====== Source data
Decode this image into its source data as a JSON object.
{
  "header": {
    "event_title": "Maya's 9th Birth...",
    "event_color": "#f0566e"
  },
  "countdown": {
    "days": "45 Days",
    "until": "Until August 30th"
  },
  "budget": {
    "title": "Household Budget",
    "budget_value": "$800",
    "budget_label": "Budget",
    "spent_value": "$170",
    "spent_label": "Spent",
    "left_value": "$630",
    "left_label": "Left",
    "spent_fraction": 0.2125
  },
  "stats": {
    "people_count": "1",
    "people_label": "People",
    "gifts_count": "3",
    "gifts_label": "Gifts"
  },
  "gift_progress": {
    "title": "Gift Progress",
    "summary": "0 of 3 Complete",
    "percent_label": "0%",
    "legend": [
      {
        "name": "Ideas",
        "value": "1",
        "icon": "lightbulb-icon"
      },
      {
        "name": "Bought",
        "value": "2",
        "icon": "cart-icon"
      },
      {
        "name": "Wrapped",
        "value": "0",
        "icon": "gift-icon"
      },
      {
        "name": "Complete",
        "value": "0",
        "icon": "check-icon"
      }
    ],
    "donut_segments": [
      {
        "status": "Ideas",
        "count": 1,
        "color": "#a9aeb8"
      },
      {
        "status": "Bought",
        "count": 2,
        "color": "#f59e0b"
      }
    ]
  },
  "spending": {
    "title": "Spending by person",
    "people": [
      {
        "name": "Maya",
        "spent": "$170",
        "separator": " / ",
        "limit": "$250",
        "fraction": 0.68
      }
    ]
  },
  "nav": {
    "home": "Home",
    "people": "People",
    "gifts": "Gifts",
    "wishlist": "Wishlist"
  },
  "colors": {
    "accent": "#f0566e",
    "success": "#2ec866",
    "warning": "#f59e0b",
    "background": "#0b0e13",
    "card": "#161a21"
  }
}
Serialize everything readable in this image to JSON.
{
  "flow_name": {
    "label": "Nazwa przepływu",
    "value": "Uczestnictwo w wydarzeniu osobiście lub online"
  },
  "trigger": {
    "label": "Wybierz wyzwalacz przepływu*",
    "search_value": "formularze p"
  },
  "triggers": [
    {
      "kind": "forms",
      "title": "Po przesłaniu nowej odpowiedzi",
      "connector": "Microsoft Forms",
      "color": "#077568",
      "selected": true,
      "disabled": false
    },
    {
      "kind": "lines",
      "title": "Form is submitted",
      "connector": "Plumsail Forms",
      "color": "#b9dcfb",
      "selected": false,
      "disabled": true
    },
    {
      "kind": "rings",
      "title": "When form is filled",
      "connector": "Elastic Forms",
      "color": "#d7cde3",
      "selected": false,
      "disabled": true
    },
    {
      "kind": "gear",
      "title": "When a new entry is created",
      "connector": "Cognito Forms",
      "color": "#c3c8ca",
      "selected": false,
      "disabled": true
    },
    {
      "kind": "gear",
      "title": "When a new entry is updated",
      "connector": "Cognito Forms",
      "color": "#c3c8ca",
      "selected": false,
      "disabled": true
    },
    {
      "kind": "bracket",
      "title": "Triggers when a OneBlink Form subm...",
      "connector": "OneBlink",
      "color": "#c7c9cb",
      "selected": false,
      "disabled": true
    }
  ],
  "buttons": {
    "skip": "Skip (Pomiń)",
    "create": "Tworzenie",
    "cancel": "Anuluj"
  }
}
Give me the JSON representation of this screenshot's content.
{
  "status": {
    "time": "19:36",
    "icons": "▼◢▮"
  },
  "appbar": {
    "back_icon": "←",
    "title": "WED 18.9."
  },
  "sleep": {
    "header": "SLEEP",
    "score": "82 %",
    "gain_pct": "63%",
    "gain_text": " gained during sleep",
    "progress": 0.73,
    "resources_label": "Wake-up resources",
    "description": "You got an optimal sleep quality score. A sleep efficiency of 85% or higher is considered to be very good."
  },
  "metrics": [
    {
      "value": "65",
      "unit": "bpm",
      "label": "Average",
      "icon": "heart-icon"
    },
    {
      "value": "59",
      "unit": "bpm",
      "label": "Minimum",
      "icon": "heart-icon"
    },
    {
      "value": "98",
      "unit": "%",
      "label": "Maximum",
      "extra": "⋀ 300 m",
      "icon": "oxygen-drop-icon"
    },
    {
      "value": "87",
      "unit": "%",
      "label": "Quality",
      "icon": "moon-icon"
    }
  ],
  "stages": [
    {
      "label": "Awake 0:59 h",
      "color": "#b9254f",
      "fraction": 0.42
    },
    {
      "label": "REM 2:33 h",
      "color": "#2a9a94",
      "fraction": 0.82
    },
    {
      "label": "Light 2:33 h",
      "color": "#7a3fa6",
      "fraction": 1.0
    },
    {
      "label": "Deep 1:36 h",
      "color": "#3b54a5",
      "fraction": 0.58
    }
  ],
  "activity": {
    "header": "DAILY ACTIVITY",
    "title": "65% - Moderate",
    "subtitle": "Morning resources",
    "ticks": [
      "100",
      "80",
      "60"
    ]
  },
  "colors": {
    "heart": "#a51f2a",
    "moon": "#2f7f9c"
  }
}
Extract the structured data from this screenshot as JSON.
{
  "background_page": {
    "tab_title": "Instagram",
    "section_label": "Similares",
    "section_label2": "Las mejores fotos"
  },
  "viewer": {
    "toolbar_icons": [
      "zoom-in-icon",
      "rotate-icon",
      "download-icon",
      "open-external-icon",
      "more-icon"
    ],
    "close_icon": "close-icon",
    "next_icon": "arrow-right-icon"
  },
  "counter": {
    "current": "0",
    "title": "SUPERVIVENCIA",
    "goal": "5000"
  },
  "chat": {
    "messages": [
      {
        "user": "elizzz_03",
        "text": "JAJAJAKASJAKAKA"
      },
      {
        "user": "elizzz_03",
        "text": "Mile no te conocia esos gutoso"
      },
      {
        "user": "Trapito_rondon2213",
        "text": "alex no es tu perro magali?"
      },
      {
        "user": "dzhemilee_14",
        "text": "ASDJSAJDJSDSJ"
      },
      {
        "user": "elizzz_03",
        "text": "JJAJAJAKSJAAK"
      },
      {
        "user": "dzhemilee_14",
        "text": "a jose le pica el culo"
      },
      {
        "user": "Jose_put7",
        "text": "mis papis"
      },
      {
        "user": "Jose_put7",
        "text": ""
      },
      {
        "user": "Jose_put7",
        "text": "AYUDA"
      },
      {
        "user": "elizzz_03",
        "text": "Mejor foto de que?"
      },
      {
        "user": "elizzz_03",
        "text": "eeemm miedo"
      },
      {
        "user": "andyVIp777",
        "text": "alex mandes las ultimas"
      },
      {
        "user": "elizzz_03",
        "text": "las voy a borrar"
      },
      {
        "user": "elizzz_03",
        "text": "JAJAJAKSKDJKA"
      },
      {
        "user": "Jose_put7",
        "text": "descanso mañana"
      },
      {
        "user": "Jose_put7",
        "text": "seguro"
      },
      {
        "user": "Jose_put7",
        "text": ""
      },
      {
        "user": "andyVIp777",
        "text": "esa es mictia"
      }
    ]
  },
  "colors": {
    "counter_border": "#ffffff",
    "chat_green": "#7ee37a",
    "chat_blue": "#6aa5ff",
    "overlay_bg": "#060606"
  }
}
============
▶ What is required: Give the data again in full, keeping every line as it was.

▶ Exercise result:
Decode this image into its source data as a JSON object.
{
  "header": {
    "event_title": "Maya's 9th Birth...",
    "event_color": "#f0566e"
  },
  "countdown": {
    "days": "45 Days",
    "until": "Until August 30th"
  },
  "budget": {
    "title": "Household Budget",
    "budget_value": "$800",
    "budget_label": "Budget",
    "spent_value": "$170",
    "spent_label": "Spent",
    "left_value": "$630",
    "left_label": "Left",
    "spent_fraction": 0.2125
  },
  "stats": {
    "people_count": "1",
    "people_label": "People",
    "gifts_count": "3",
    "gifts_label": "Gifts"
  },
  "gift_progress": {
    "title": "Gift Progress",
    "summary": "0 of 3 Complete",
    "percent_label": "0%",
    "legend": [
      {
        "name": "Ideas",
        "value": "1",
        "icon": "lightbulb-icon"
      },
      {
        "name": "Bought",
        "value": "2",
        "icon": "cart-icon"
      },
      {
        "name": "Wrapped",
        "value": "0",
        "icon": "gift-icon"
      },
      {
        "name": "Complete",
        "value": "0",
        "icon": "check-icon"
      }
    ],
    "donut_segments": [
      {
        "status": "Ideas",
        "count": 1,
        "color": "#a9aeb8"
      },
      {
        "status": "Bought",
        "count": 2,
        "color": "#f59e0b"
      }
    ]
  },
  "spending": {
    "title": "Spending by person",
    "people": [
      {
        "name": "Maya",
        "spent": "$170",
        "separator": " / ",
        "limit": "$250",
        "fraction": 0.68
      }
    ]
  },
  "nav": {
    "home": "Home",
    "people": "People",
    "gifts": "Gifts",
    "wishlist": "Wishlist"
  },
  "colors": {
    "accent": "#f0566e",
    "success": "#2ec866",
    "warning": "#f59e0b",
    "background": "#0b0e13",
    "card": "#161a21"
  }
}
Serialize everything readable in this image to JSON.
{
  "flow_name": {
    "label": "Nazwa przepływu",
    "value": "Uczestnictwo w wydarzeniu osobiście lub online"
  },
  "trigger": {
    "label": "Wybierz wyzwalacz przepływu*",
    "search_value": "formularze p"
  },
  "triggers": [
    {
      "kind": "forms",
      "title": "Po przesłaniu nowej odpowiedzi",
      "connector": "Microsoft Forms",
      "color": "#077568",
      "selected": true,
      "disabled": false
    },
    {
      "kind": "lines",
      "title": "Form is submitted",
      "connector": "Plumsail Forms",
      "color": "#b9dcfb",
      "selected": false,
      "disabled": true
    },
    {
      "kind": "rings",
      "title": "When form is filled",
      "connector": "Elastic Forms",
      "color": "#d7cde3",
      "selected": false,
      "disabled": true
    },
    {
      "kind": "gear",
      "title": "When a new entry is created",
      "connector": "Cognito Forms",
      "color": "#c3c8ca",
      "selected": false,
      "disabled": true
    },
    {
      "kind": "gear",
      "title": "When a new entry is updated",
      "connector": "Cognito Forms",
      "color": "#c3c8ca",
      "selected": false,
      "disabled": true
    },
    {
      "kind": "bracket",
      "title": "Triggers when a OneBlink Form subm...",
      "connector": "OneBlink",
      "color": "#c7c9cb",
      "selected": false,
      "disabled": true
    }
  ],
  "buttons": {
    "skip": "Skip (Pomiń)",
    "create": "Tworzenie",
    "cancel": "Anuluj"
  }
}
Give me the JSON representation of this screenshot's content.
{
  "status": {
    "time": "19:36",
    "icons": "▼◢▮"
  },
  "appbar": {
    "back_icon": "←",
    "title": "WED 18.9."
  },
  "sleep": {
    "header": "SLEEP",
    "score": "82 %",
    "gain_pct": "63%",
    "gain_text": " gained during sleep",
    "progress": 0.73,
    "resources_label": "Wake-up resources",
    "description": "You got an optimal sleep quality score. A sleep efficiency of 85% or higher is considered to be very good."
  },
  "metrics": [
    {
      "value": "65",
      "unit": "bpm",
      "label": "Average",
      "icon": "heart-icon"
    },
    {
      "value": "59",
      "unit": "bpm",
      "label": "Minimum",
      "icon": "heart-icon"
    },
    {
      "value": "98",
      "unit": "%",
      "label": "Maximum",
      "extra": "⋀ 300 m",
      "icon": "oxygen-drop-icon"
    },
    {
      "value": "87",
      "unit": "%",
      "label": "Quality",
      "icon": "moon-icon"
    }
  ],
  "stages": [
    {
      "label": "Awake 0:59 h",
      "color": "#b9254f",
      "fraction": 0.42
    },
    {
      "label": "REM 2:33 h",
      "color": "#2a9a94",
      "fraction": 0.82
    },
    {
      "label": "Light 2:33 h",
      "color": "#7a3fa6",
      "fraction": 1.0
    },
    {
      "label": "Deep 1:36 h",
      "color": "#3b54a5",
      "fraction": 0.58
    }
  ],
  "activity": {
    "header": "DAILY ACTIVITY",
    "title": "65% - Moderate",
    "subtitle": "Morning resources",
    "ticks": [
      "100",
      "80",
      "60"
    ]
  },
  "colors": {
    "heart": "#a51f2a",
    "moon": "#2f7f9c"
  }
}
Extract the structured data from this screenshot as JSON.
{
  "background_page": {
    "tab_title": "Instagram",
    "section_label": "Similares",
    "section_label2": "Las mejores fotos"
  },
  "viewer": {
    "toolbar_icons": [
      "zoom-in-icon",
      "rotate-icon",
      "download-icon",
      "open-external-icon",
      "more-icon"
    ],
    "close_icon": "close-icon",
    "next_icon": "arrow-right-icon"
  },
  "counter": {
    "current": "0",
    "title": "SUPERVIVENCIA",
    "goal": "5000"
  },
  "chat": {
    "messages": [
      {
        "user": "elizzz_03",
        "text": "JAJAJAKASJAKAKA"
      },
      {
        "user": "elizzz_03",
        "text": "Mile no te conocia esos gutoso"
      },
      {
        "user": "Trapito_rondon2213",
        "text": "alex no es tu perro magali?"
      },
      {
        "user": "dzhemilee_14",
        "text": "ASDJSAJDJSDSJ"
      },
      {
        "user": "elizzz_03",
        "text": "JJAJAJAKSJAAK"
      },
      {
        "user": "dzhemilee_14",
        "text": "a jose le pica el culo"
      },
      {
        "user": "Jose_put7",
        "text": "mis papis"
      },
      {
        "user": "Jose_put7",
        "text": ""
      },
      {
        "user": "Jose_put7",
        "text": "AYUDA"
      },
      {
        "user": "elizzz_03",
        "text": "Mejor foto de que?"
      },
      {
        "user": "elizzz_03",
        "text": "eeemm miedo"
      },
      {
        "user": "andyVIp777",
        "text": "alex mandes las ultimas"
      },
      {
        "user": "elizzz_03",
        "text": "las voy a borrar"
      },
      {
        "user": "elizzz_03",
        "text": "JAJAJAKSKDJKA"
      },
      {
        "user": "Jose_put7",
        "text": "descanso mañana"
      },
      {
        "user": "Jose_put7",
        "text": "seguro"
      },
      {
        "user": "Jose_put7",
        "text": ""
      },
      {
        "user": "andyVIp777",
        "text": "esa es mictia"
      }
    ]
  },
  "colors": {
    "counter_border": "#ffffff",
    "chat_green": "#7ee37a",
    "chat_blue": "#6aa5ff",
    "overlay_bg": "#060606"
  }
}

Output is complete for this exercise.